- [Exercise details]: Which of the lines below hold "TMA法"? Please return each one.

- [Given data]:
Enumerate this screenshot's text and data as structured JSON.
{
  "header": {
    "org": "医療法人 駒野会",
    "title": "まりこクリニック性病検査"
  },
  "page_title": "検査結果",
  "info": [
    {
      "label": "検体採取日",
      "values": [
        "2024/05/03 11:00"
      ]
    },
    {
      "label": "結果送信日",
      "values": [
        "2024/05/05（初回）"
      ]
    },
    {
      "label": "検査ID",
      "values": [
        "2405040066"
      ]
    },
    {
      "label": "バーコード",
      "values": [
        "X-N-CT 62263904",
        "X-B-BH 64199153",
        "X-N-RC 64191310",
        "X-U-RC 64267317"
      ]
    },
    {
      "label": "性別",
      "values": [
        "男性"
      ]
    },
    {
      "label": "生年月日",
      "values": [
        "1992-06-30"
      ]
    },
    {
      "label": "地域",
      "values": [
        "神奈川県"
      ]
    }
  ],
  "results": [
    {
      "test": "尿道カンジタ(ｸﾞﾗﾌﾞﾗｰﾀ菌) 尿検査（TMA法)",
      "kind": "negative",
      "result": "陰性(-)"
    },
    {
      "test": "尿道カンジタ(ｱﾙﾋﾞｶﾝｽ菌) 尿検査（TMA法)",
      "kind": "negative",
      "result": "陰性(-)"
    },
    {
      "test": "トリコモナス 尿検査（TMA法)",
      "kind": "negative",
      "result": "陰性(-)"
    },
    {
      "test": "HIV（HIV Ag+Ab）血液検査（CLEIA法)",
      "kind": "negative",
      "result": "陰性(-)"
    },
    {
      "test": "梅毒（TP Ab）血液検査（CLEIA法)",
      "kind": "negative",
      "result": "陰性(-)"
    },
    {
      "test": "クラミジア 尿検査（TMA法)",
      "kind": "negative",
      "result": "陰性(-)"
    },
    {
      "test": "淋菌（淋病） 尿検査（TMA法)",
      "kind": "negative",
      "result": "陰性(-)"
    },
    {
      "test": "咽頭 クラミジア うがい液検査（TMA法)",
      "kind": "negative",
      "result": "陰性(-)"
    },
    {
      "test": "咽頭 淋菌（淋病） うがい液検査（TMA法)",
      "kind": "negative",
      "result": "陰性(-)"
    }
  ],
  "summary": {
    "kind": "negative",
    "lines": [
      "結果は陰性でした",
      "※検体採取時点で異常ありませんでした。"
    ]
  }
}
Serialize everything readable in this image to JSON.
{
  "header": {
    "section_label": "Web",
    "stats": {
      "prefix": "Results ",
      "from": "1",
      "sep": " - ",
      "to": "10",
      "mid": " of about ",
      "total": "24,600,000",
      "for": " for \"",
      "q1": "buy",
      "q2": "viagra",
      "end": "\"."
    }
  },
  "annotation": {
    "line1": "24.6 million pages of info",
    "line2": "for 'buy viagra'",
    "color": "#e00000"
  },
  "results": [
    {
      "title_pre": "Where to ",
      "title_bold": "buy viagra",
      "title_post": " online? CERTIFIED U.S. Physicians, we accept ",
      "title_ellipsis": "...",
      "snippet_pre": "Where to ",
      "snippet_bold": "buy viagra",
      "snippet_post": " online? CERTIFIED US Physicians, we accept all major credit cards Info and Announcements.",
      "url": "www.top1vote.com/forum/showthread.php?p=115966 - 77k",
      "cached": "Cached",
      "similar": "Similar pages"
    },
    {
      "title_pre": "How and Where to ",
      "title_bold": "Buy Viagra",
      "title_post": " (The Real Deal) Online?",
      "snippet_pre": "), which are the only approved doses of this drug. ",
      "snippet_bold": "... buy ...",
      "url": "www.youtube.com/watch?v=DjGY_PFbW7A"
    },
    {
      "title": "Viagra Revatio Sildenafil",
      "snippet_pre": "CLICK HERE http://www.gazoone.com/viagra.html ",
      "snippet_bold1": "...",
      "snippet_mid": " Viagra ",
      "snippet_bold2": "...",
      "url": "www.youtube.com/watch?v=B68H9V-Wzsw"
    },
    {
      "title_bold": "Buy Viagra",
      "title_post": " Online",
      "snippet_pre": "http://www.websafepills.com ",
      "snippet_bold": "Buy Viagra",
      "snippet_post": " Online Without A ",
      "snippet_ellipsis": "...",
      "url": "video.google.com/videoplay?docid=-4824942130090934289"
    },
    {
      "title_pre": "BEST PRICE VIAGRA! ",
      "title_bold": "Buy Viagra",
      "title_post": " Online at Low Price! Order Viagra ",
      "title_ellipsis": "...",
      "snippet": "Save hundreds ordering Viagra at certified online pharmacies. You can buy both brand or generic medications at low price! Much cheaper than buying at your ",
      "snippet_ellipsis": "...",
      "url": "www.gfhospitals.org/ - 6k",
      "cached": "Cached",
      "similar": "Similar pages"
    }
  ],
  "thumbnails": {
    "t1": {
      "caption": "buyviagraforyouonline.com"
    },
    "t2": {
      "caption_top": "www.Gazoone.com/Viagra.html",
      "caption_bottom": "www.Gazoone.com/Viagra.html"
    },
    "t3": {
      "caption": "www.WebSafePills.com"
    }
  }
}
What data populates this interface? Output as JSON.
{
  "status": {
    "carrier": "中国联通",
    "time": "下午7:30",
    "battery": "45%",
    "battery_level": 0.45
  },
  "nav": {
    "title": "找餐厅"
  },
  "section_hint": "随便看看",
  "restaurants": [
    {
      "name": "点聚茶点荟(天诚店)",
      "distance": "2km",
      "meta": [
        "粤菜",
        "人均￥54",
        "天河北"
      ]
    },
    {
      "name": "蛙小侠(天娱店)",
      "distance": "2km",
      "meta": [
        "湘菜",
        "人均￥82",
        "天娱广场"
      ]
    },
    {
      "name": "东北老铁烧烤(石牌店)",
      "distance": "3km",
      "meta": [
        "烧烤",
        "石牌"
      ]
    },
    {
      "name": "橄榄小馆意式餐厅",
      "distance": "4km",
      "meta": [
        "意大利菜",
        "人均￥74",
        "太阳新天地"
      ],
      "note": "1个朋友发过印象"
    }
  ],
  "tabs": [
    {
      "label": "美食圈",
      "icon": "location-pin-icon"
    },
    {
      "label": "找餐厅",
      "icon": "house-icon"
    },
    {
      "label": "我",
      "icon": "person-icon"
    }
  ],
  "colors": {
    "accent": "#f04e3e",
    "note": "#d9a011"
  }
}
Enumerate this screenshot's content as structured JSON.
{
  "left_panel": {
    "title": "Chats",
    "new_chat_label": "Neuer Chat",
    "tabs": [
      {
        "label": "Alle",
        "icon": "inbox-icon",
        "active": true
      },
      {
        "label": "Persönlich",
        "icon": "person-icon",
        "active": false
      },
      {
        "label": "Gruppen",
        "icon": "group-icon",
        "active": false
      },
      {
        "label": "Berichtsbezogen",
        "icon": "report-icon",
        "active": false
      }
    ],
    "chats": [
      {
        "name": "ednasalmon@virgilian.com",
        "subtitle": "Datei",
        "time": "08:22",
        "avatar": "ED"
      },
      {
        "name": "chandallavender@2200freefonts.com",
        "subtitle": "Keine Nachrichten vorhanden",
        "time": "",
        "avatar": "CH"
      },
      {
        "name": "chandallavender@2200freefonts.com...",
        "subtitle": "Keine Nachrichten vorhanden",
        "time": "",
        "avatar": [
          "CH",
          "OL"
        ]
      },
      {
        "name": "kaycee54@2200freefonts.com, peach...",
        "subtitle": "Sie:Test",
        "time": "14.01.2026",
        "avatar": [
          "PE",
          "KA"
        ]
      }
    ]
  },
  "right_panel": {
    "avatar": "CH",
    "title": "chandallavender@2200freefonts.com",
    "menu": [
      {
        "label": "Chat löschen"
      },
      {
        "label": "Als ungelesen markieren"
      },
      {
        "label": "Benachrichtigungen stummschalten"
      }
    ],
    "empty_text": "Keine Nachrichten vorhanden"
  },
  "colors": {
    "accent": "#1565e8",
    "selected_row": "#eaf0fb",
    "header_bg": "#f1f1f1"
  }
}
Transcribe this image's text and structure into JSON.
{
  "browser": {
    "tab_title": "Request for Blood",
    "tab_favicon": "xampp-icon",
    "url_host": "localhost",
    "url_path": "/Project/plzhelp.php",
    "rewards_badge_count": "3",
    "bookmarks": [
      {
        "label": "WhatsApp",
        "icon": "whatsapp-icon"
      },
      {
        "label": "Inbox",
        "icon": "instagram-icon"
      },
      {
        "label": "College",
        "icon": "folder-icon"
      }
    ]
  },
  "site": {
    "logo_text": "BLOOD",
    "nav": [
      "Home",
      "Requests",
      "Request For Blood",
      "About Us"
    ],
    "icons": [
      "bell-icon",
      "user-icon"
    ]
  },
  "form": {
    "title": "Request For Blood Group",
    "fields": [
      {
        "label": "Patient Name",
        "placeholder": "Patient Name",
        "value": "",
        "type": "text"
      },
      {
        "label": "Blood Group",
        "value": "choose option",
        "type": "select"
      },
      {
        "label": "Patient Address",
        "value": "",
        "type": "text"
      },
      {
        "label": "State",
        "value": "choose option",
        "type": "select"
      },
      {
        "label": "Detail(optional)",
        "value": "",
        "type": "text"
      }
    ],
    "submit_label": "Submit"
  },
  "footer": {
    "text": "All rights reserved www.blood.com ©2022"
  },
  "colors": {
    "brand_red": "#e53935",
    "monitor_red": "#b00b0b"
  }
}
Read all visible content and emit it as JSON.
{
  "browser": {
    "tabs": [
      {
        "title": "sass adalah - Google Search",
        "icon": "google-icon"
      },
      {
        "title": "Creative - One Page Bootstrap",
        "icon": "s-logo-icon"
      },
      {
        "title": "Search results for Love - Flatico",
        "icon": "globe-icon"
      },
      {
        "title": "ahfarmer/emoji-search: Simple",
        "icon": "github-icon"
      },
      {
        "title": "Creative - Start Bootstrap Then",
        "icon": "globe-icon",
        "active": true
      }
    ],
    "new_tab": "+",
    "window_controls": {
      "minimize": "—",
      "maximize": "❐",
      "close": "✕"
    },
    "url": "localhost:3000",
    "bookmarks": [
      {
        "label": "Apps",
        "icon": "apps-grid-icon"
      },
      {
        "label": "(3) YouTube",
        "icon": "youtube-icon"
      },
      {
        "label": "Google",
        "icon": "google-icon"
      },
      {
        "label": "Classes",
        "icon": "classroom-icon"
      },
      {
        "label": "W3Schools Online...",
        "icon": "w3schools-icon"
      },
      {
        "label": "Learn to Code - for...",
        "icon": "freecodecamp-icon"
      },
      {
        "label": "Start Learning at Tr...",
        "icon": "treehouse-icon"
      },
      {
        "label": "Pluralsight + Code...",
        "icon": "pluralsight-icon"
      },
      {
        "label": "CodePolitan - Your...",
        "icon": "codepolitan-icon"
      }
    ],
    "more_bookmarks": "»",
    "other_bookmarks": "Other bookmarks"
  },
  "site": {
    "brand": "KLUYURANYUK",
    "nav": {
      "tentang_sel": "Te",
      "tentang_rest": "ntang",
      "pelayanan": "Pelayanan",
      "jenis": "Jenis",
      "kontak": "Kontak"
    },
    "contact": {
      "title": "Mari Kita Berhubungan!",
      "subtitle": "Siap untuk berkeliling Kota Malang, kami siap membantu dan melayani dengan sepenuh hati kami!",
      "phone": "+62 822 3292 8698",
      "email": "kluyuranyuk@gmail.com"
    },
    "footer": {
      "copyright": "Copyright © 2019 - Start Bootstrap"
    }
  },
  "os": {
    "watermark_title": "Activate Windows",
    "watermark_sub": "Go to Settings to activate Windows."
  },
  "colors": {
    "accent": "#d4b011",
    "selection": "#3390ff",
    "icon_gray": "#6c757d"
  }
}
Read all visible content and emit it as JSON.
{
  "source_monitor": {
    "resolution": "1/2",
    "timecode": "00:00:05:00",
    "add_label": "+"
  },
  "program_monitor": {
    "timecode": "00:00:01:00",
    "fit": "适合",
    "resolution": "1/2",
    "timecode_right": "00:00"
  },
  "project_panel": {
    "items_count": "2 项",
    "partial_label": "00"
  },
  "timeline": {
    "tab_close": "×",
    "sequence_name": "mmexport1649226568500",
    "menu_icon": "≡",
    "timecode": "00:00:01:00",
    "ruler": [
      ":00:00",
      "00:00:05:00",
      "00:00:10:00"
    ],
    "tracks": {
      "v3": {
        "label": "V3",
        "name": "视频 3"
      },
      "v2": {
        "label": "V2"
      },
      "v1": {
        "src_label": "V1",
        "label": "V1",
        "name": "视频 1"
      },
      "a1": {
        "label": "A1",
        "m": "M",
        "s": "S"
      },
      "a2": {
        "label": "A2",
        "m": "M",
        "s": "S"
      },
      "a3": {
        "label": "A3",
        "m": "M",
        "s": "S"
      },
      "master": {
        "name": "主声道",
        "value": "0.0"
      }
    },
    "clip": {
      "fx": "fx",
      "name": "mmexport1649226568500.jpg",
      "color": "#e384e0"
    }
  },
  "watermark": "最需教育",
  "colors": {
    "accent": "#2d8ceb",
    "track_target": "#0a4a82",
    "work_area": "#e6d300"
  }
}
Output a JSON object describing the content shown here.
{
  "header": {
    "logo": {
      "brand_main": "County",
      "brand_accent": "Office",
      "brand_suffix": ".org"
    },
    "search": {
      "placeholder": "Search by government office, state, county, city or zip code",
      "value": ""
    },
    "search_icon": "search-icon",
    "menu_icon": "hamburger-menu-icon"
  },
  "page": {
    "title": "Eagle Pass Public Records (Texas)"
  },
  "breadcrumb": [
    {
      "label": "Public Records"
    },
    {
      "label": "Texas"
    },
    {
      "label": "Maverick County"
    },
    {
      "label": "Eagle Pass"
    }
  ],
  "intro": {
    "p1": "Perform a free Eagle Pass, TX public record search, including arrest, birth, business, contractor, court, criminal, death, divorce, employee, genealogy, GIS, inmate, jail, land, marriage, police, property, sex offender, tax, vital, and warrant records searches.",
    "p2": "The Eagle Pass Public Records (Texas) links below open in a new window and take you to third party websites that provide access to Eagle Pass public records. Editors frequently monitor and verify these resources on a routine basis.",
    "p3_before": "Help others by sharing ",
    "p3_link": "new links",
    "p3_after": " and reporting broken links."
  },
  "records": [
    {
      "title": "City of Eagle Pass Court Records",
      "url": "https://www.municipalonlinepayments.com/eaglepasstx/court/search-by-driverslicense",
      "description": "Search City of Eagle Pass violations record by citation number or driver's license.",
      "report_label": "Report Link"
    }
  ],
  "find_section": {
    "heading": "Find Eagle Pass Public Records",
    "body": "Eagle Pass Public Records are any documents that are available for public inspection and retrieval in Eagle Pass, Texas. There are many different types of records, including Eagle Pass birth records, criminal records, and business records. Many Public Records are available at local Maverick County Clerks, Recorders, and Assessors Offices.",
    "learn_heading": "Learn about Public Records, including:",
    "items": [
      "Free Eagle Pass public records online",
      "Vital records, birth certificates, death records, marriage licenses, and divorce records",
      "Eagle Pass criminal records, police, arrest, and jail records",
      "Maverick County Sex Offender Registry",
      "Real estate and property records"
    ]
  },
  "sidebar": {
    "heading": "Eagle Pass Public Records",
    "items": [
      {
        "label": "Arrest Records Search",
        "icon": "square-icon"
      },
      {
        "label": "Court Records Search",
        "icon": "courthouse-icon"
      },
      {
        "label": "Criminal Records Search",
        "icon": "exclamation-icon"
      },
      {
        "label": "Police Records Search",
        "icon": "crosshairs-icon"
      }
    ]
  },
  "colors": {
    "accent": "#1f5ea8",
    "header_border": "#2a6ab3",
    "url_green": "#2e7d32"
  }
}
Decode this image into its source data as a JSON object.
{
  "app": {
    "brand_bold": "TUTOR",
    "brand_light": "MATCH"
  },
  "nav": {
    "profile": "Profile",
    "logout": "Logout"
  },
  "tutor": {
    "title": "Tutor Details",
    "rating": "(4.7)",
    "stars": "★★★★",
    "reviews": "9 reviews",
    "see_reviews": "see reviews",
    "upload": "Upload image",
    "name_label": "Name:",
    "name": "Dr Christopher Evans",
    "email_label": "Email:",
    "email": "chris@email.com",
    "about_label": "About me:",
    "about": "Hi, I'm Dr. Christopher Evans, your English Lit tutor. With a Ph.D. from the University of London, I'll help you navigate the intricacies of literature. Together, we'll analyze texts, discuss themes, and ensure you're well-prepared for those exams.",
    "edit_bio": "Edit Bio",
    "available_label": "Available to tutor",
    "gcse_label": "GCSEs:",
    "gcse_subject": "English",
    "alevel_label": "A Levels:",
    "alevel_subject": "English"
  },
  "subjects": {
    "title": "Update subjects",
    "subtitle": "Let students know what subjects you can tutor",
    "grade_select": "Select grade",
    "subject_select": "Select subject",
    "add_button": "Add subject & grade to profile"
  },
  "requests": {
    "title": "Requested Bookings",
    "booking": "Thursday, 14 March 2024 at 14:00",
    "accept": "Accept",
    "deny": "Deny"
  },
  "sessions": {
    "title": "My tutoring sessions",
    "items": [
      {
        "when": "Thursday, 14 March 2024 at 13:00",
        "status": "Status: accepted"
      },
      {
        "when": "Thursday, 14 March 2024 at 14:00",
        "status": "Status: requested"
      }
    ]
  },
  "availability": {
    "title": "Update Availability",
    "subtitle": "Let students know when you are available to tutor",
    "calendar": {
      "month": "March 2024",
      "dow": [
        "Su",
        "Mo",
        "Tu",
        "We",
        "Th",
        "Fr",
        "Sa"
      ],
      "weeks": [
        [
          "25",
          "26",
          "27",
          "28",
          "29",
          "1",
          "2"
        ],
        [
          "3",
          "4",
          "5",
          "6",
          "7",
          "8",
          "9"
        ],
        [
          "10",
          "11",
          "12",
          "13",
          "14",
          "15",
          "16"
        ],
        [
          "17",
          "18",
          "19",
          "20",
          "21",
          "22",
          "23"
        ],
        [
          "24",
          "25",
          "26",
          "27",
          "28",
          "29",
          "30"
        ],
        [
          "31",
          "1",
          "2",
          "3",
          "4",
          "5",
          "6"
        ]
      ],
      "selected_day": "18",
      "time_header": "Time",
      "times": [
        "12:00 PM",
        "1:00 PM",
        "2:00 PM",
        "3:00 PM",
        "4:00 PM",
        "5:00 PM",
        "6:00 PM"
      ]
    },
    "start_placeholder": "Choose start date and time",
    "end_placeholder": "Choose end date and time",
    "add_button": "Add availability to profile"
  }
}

- [Problem solution]:
      "test": "尿道カンジタ(ｸﾞﾗﾌﾞﾗｰﾀ菌) 尿検査（TMA法)",
      "test": "尿道カンジタ(ｱﾙﾋﾞｶﾝｽ菌) 尿検査（TMA法)",
      "test": "トリコモナス 尿検査（TMA法)",
      "test": "クラミジア 尿検査（TMA法)",
      "test": "淋菌（淋病） 尿検査（TMA法)",
      "test": "咽頭 クラミジア うがい液検査（TMA法)",
      "test": "咽頭 淋菌（淋病） うがい液検査（TMA法)",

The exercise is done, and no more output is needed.